Boeing’s P-8A Poseidon maritime surveillance aircraft is set to enter RAAF service from 2017 after the federal government approved the acquisition of eight and options on a further four.
The decision was announced by Prime Minister Tony Abbott at Fairbairn Defence Establishment, Canberra Airport on Friday morning, and is the first major defence acquisition from the new Coalition government.
“The first aircraft will be delivered in 2017, with all eight aircraft fully operational by 2021. The government has also approved an option for a further four aircraft subject to the outcomes of the Defence White Paper review,” the Prime Minister said in a statement.
“Together with high-altitude unmanned aerial vehicles, these aircraft will replace the Royal Australian Air Force AP-3C Orions that have served Australia so well for over four decades.”
The acquisition of the eight P-8s, under AIR 7000 Phase 2B, has a budget of $4 billion. Facilities work to support the P-8, primarily at Edinburgh, will cost “as much as” $1 billion, the PM said.
Acquisition of a complementary high altitude long endurance (HALE) UAV under AIR 7000 Phase 1B remains under consideration, with Defence Minister Senator David Johnston telling media at Fairbairn that Northrop Grumman’s MQ-8C Triton is “a very viable option”. The numbers and timing of any Triton acquisition remain in question, however. Original AIR 7000 planning anticipated the acquisition of eight P-8s and seven HALE UAVs to replace the AP-3C, but if more P-8 options are exercised fewer UAVs are likely to be funded.

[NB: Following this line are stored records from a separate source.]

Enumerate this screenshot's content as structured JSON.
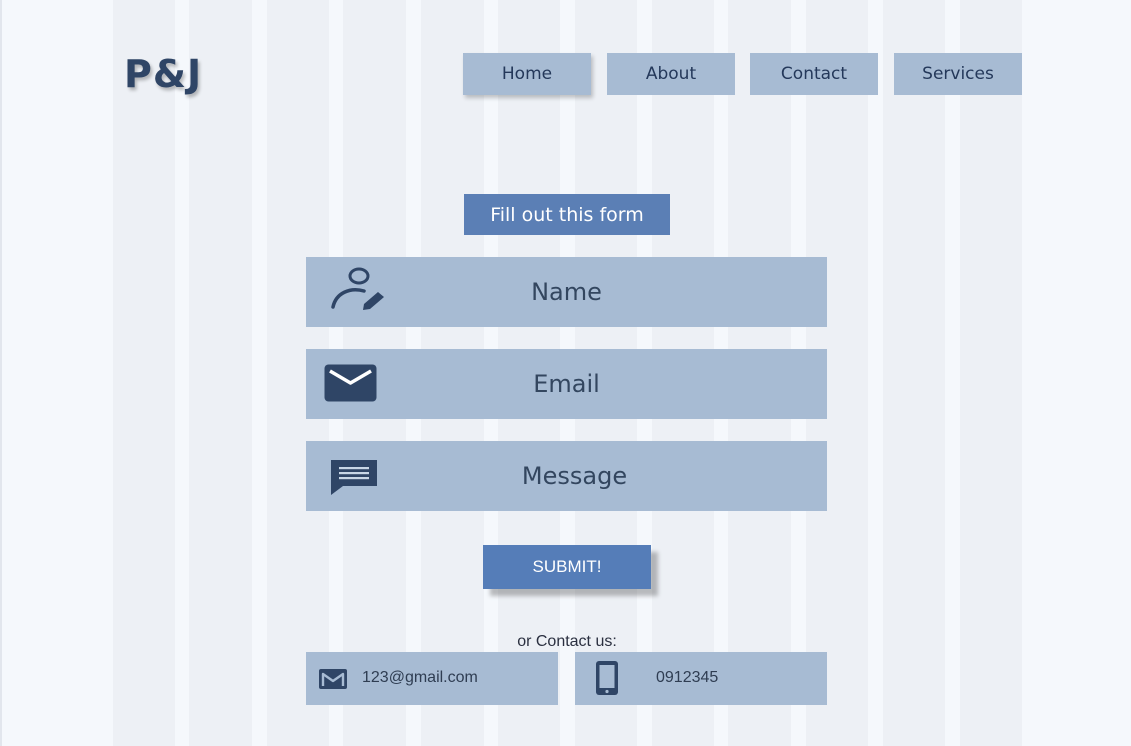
{
  "brand": {
    "logo": "P&J"
  },
  "nav": {
    "items": [
      "Home",
      "About",
      "Contact",
      "Services"
    ]
  },
  "form": {
    "title": "Fill out this form",
    "fields": {
      "name": "Name",
      "email": "Email",
      "message": "Message"
    },
    "submit_label": "SUBMIT!"
  },
  "contact": {
    "intro": "or Contact us:",
    "email": "123@gmail.com",
    "phone": "0912345"
  },
  "colors": {
    "background": "#f5f8fc",
    "panel": "#a7bbd3",
    "accent": "#557db8",
    "text_dark": "#2b3a55"
  },
  "icons": {
    "name_field": "user-edit-icon",
    "email_field": "envelope-icon",
    "message_field": "chat-bubble-icon",
    "contact_email": "mail-icon",
    "contact_phone": "phone-icon"
  }
}
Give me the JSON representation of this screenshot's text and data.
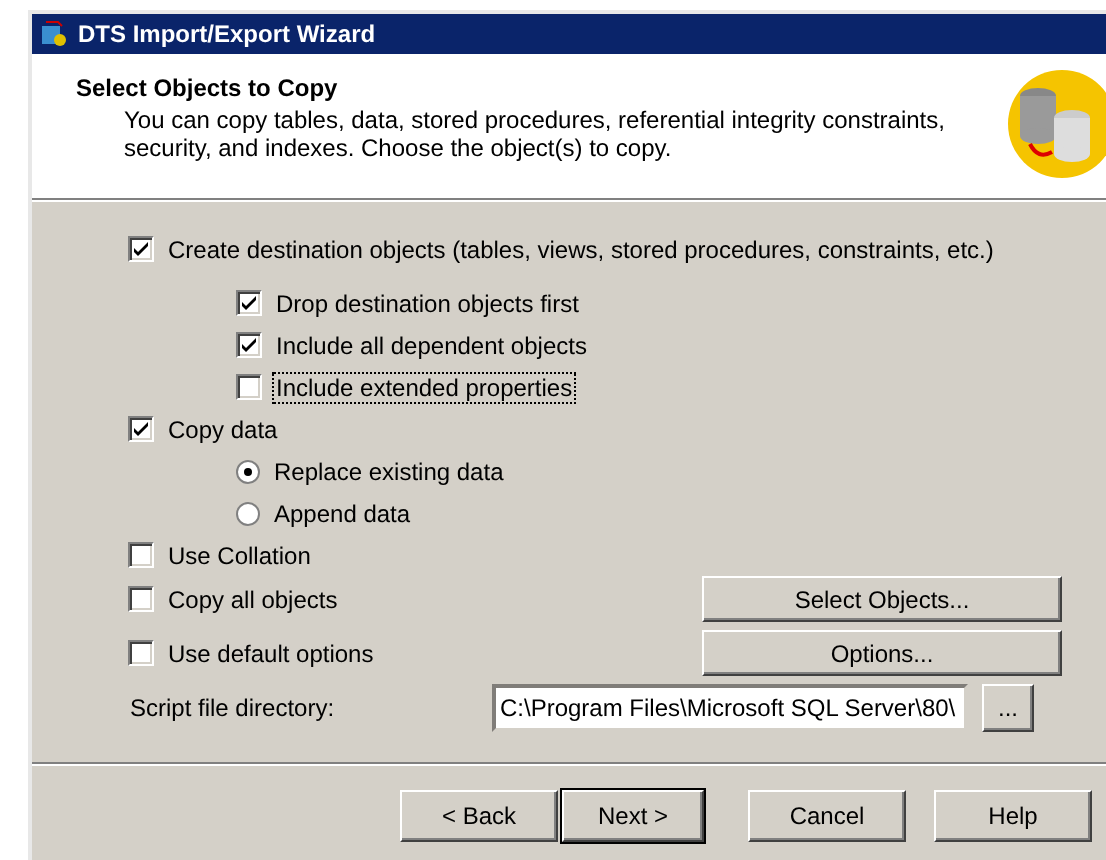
{
  "window": {
    "title": "DTS Import/Export Wizard"
  },
  "header": {
    "title": "Select Objects to Copy",
    "description": "You can copy tables, data, stored procedures, referential integrity constraints, security, and indexes.  Choose the object(s) to copy."
  },
  "options": [
    {
      "kind": "checkbox",
      "label": "Create destination objects (tables, views, stored procedures, constraints, etc.)",
      "checked": true,
      "focused": false,
      "children": [
        {
          "kind": "checkbox",
          "label": "Drop destination objects first",
          "checked": true,
          "focused": false
        },
        {
          "kind": "checkbox",
          "label": "Include all dependent objects",
          "checked": true,
          "focused": false
        },
        {
          "kind": "checkbox",
          "label": "Include extended properties",
          "checked": false,
          "focused": true
        }
      ]
    },
    {
      "kind": "checkbox",
      "label": "Copy data",
      "checked": true,
      "focused": false,
      "children": [
        {
          "kind": "radio",
          "label": "Replace existing data",
          "selected": true,
          "focused": false
        },
        {
          "kind": "radio",
          "label": "Append data",
          "selected": false,
          "focused": false
        }
      ]
    },
    {
      "kind": "checkbox",
      "label": "Use Collation",
      "checked": false,
      "focused": false
    }
  ],
  "object_options": [
    {
      "label": "Copy all objects",
      "checked": false,
      "button": "Select Objects..."
    },
    {
      "label": "Use default options",
      "checked": false,
      "button": "Options..."
    }
  ],
  "script_directory": {
    "label": "Script file directory:",
    "value": "C:\\Program Files\\Microsoft SQL Server\\80\\",
    "browse_button": "..."
  },
  "buttons": [
    {
      "label": "< Back",
      "default": false
    },
    {
      "label": "Next >",
      "default": true
    },
    {
      "label": "Cancel",
      "default": false
    },
    {
      "label": "Help",
      "default": false
    }
  ]
}
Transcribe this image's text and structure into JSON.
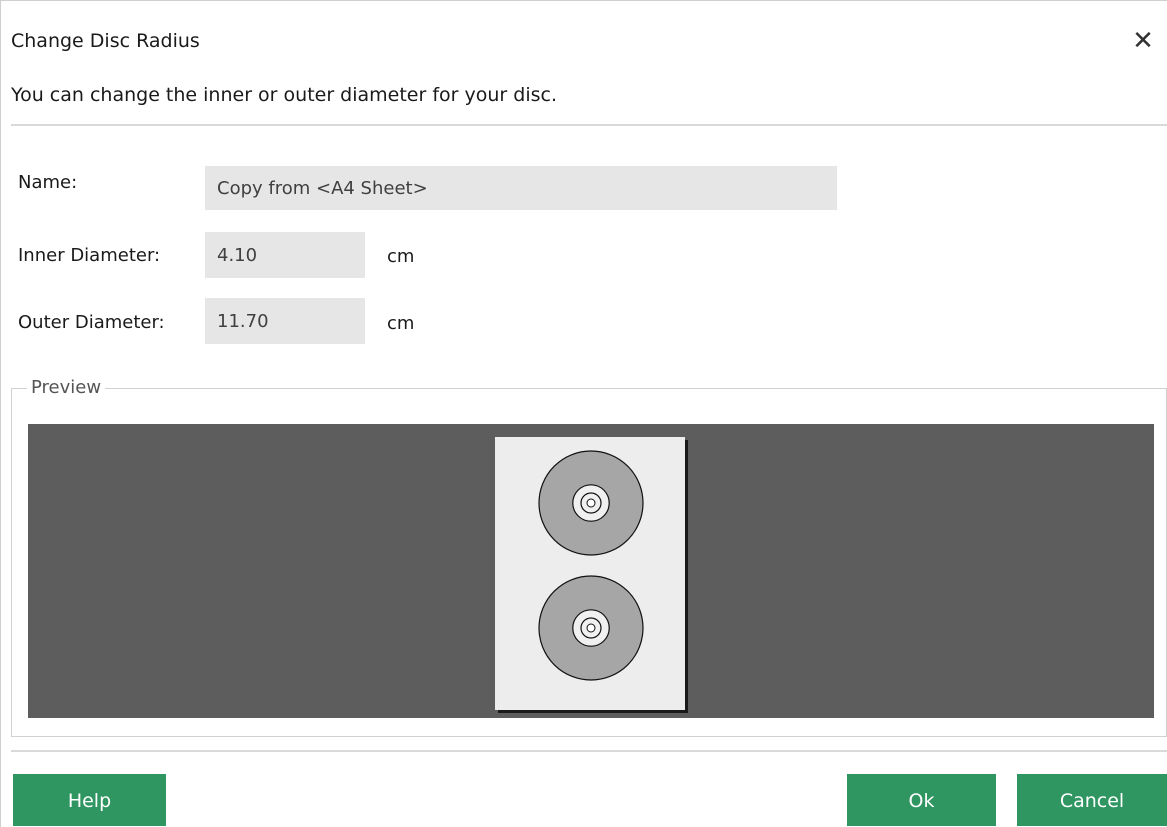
{
  "dialog": {
    "title": "Change Disc Radius",
    "close_glyph": "✕",
    "subtitle": "You can change the inner or outer diameter for your disc."
  },
  "form": {
    "name_label": "Name:",
    "name_value": "Copy from <A4 Sheet>",
    "inner_label": "Inner Diameter:",
    "inner_value": "4.10",
    "inner_unit": "cm",
    "outer_label": "Outer Diameter:",
    "outer_value": "11.70",
    "outer_unit": "cm"
  },
  "preview": {
    "legend": "Preview",
    "background_color": "#5d5d5d",
    "sheet_color": "#ededed",
    "disc_color": "#a6a6a6",
    "disc_count": 2
  },
  "buttons": {
    "help": "Help",
    "ok": "Ok",
    "cancel": "Cancel",
    "color": "#2f9561"
  }
}
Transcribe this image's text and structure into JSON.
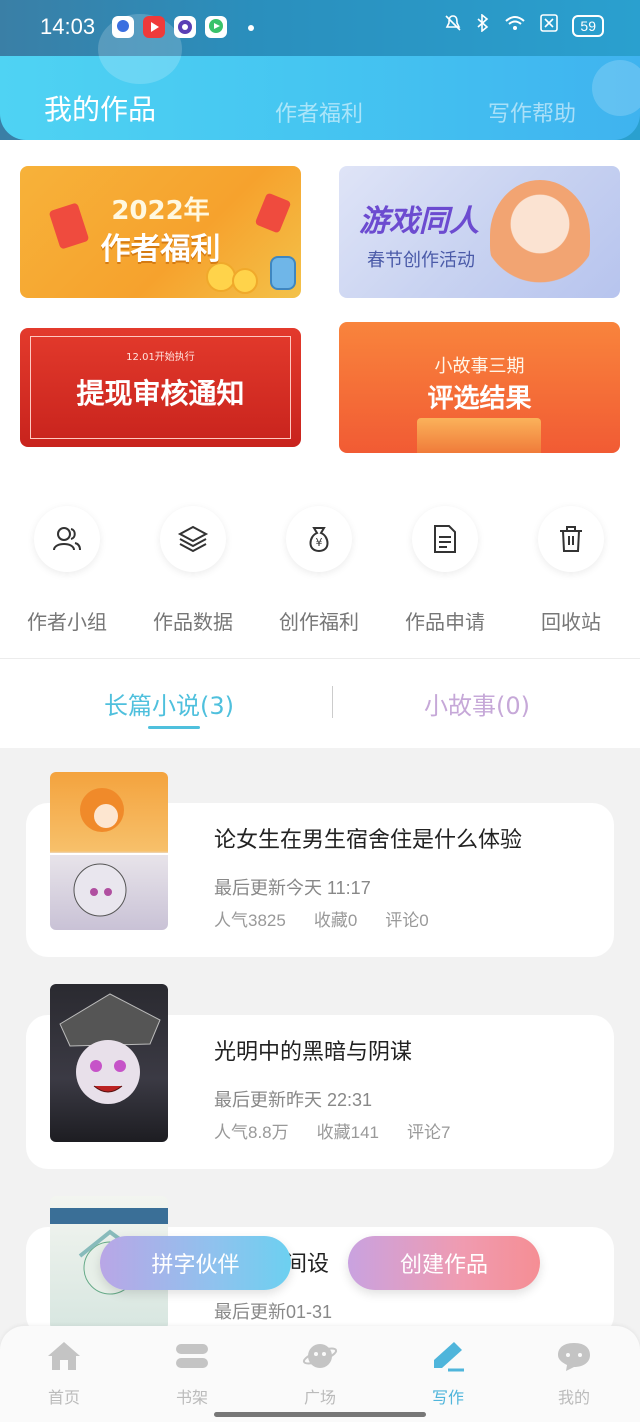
{
  "status_bar": {
    "time": "14:03",
    "battery": "59",
    "icons": [
      "baidu-app-icon",
      "video-app-icon",
      "purple-app-icon",
      "green-app-icon",
      "mute-icon",
      "bluetooth-icon",
      "wifi-icon",
      "close-box-icon"
    ]
  },
  "header": {
    "tabs": [
      {
        "label": "我的作品",
        "active": true
      },
      {
        "label": "作者福利",
        "active": false
      },
      {
        "label": "写作帮助",
        "active": false
      }
    ]
  },
  "banners": [
    {
      "year": "2022年",
      "title": "作者福利"
    },
    {
      "title": "游戏同人",
      "subtitle": "春节创作活动"
    },
    {
      "small": "12.01开始执行",
      "title": "提现审核通知"
    },
    {
      "pre": "小故事三期",
      "title": "评选结果"
    }
  ],
  "actions": [
    {
      "label": "作者小组",
      "icon": "users-icon"
    },
    {
      "label": "作品数据",
      "icon": "layers-icon"
    },
    {
      "label": "创作福利",
      "icon": "money-bag-icon"
    },
    {
      "label": "作品申请",
      "icon": "document-icon"
    },
    {
      "label": "回收站",
      "icon": "trash-icon"
    }
  ],
  "type_tabs": [
    {
      "label": "长篇小说(3)",
      "active": true
    },
    {
      "label": "小故事(0)",
      "active": false
    }
  ],
  "works": [
    {
      "title": "论女生在男生宿舍住是什么体验",
      "updated": "最后更新今天 11:17",
      "popularity": "人气3825",
      "favorites": "收藏0",
      "comments": "评论0"
    },
    {
      "title": "光明中的黑暗与阴谋",
      "updated": "最后更新昨天 22:31",
      "popularity": "人气8.8万",
      "favorites": "收藏141",
      "comments": "评论7"
    },
    {
      "title_partial": "间设",
      "updated": "最后更新01-31"
    }
  ],
  "float_buttons": {
    "partner": "拼字伙伴",
    "create": "创建作品"
  },
  "bottom_nav": [
    {
      "label": "首页",
      "icon": "home-icon",
      "active": false
    },
    {
      "label": "书架",
      "icon": "bookshelf-icon",
      "active": false
    },
    {
      "label": "广场",
      "icon": "planet-icon",
      "active": false
    },
    {
      "label": "写作",
      "icon": "pen-icon",
      "active": true
    },
    {
      "label": "我的",
      "icon": "chat-bubble-icon",
      "active": false
    }
  ],
  "colors": {
    "accent": "#4fc0dd",
    "header_gradient_start": "#4fd3f3",
    "header_gradient_end": "#3fb3ef"
  }
}
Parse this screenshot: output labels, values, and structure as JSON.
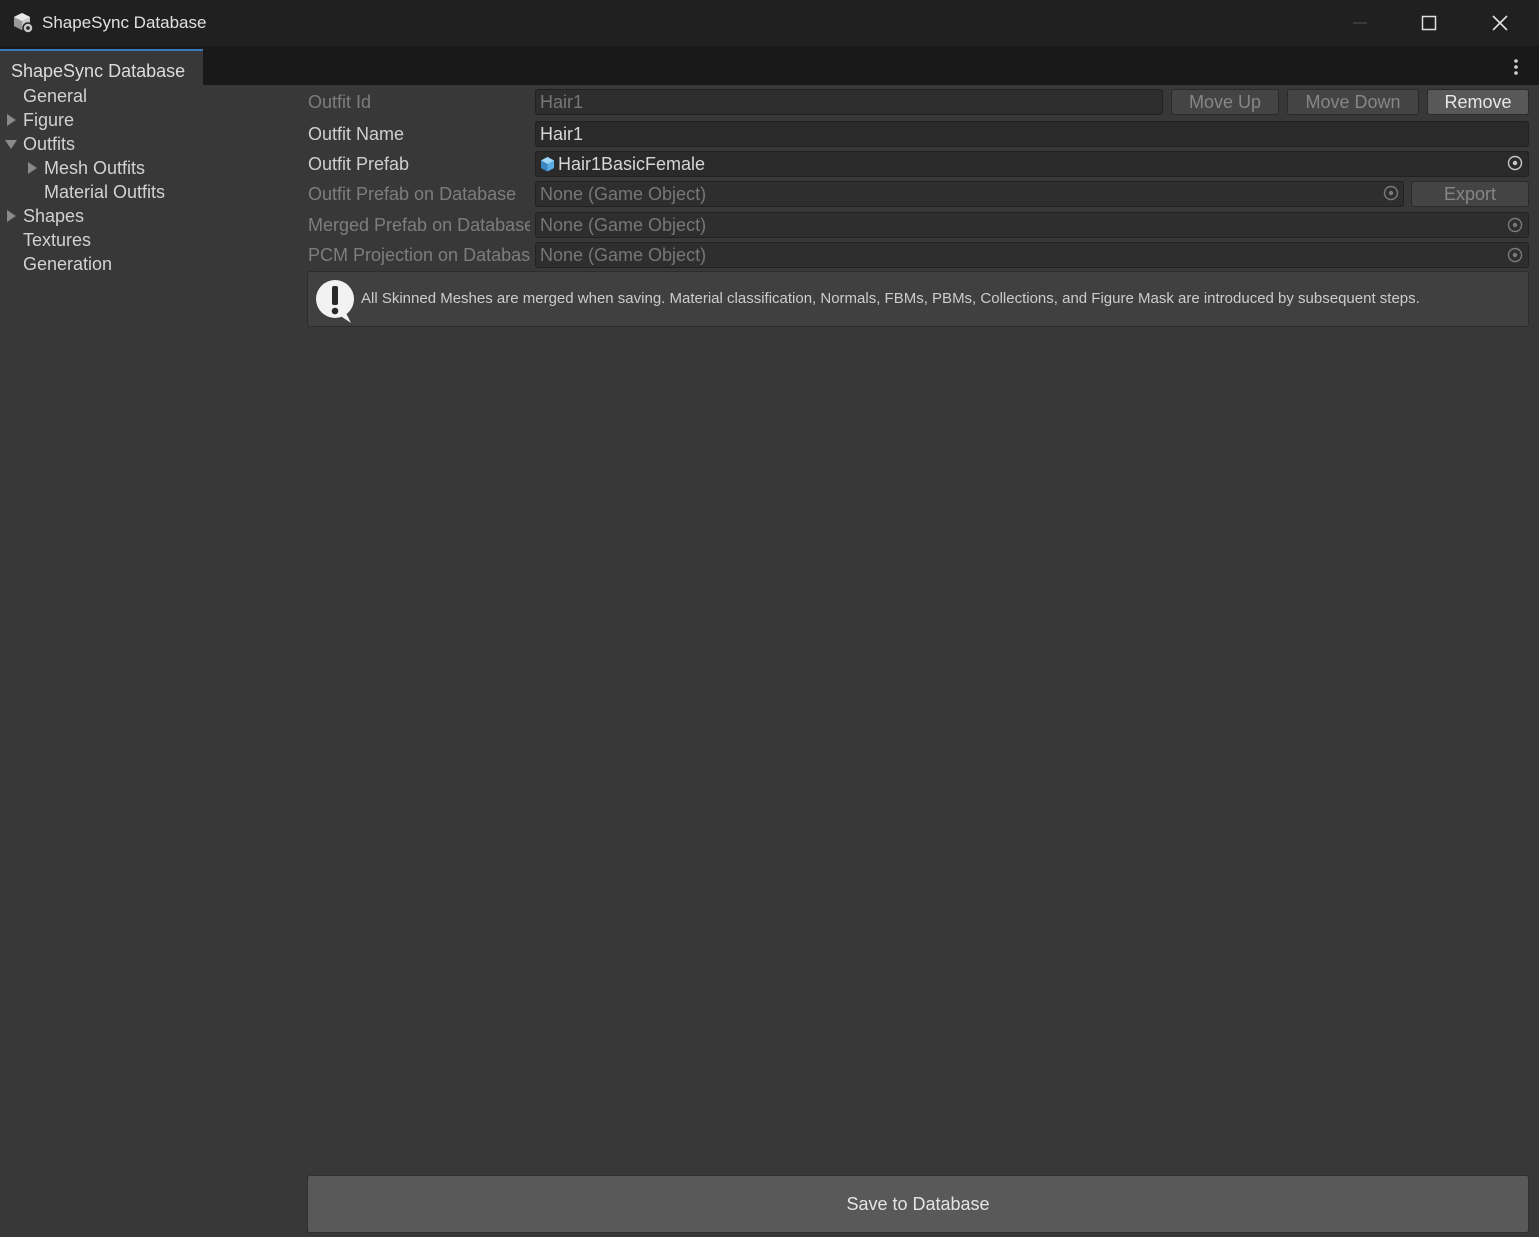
{
  "window": {
    "title": "ShapeSync Database"
  },
  "tab": {
    "label": "ShapeSync Database"
  },
  "sidebar": {
    "items": [
      {
        "label": "General",
        "expander": "none"
      },
      {
        "label": "Figure",
        "expander": "collapsed"
      },
      {
        "label": "Outfits",
        "expander": "expanded"
      },
      {
        "label": "Mesh Outfits",
        "expander": "collapsed"
      },
      {
        "label": "Material Outfits",
        "expander": "none"
      },
      {
        "label": "Shapes",
        "expander": "collapsed"
      },
      {
        "label": "Textures",
        "expander": "none"
      },
      {
        "label": "Generation",
        "expander": "none"
      }
    ]
  },
  "form": {
    "outfit_id": {
      "label": "Outfit Id",
      "value": "Hair1"
    },
    "outfit_name": {
      "label": "Outfit Name",
      "value": "Hair1"
    },
    "outfit_prefab": {
      "label": "Outfit Prefab",
      "value": "Hair1BasicFemale"
    },
    "outfit_prefab_db": {
      "label": "Outfit Prefab on Database",
      "value": "None (Game Object)"
    },
    "merged_prefab_db": {
      "label": "Merged Prefab on Database",
      "value": "None (Game Object)"
    },
    "pcm_projection_db": {
      "label": "PCM Projection on Database",
      "value": "None (Game Object)"
    }
  },
  "buttons": {
    "move_up": "Move Up",
    "move_down": "Move Down",
    "remove": "Remove",
    "export": "Export",
    "save": "Save to Database"
  },
  "help": {
    "message": "All Skinned Meshes are merged when saving. Material classification, Normals, FBMs, PBMs, Collections, and Figure Mask are introduced by subsequent steps."
  },
  "colors": {
    "accent": "#3a79bb",
    "background": "#383838",
    "titlebar": "#202020"
  }
}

A US Navy P-8, visiting Australia for exercises with the RAAF and RAN, was in Canberra for the announcement.
The RAAF currently operates 18 AP-3Cs from Edinburgh with 92 Wing’s 10 and 11 Squadrons.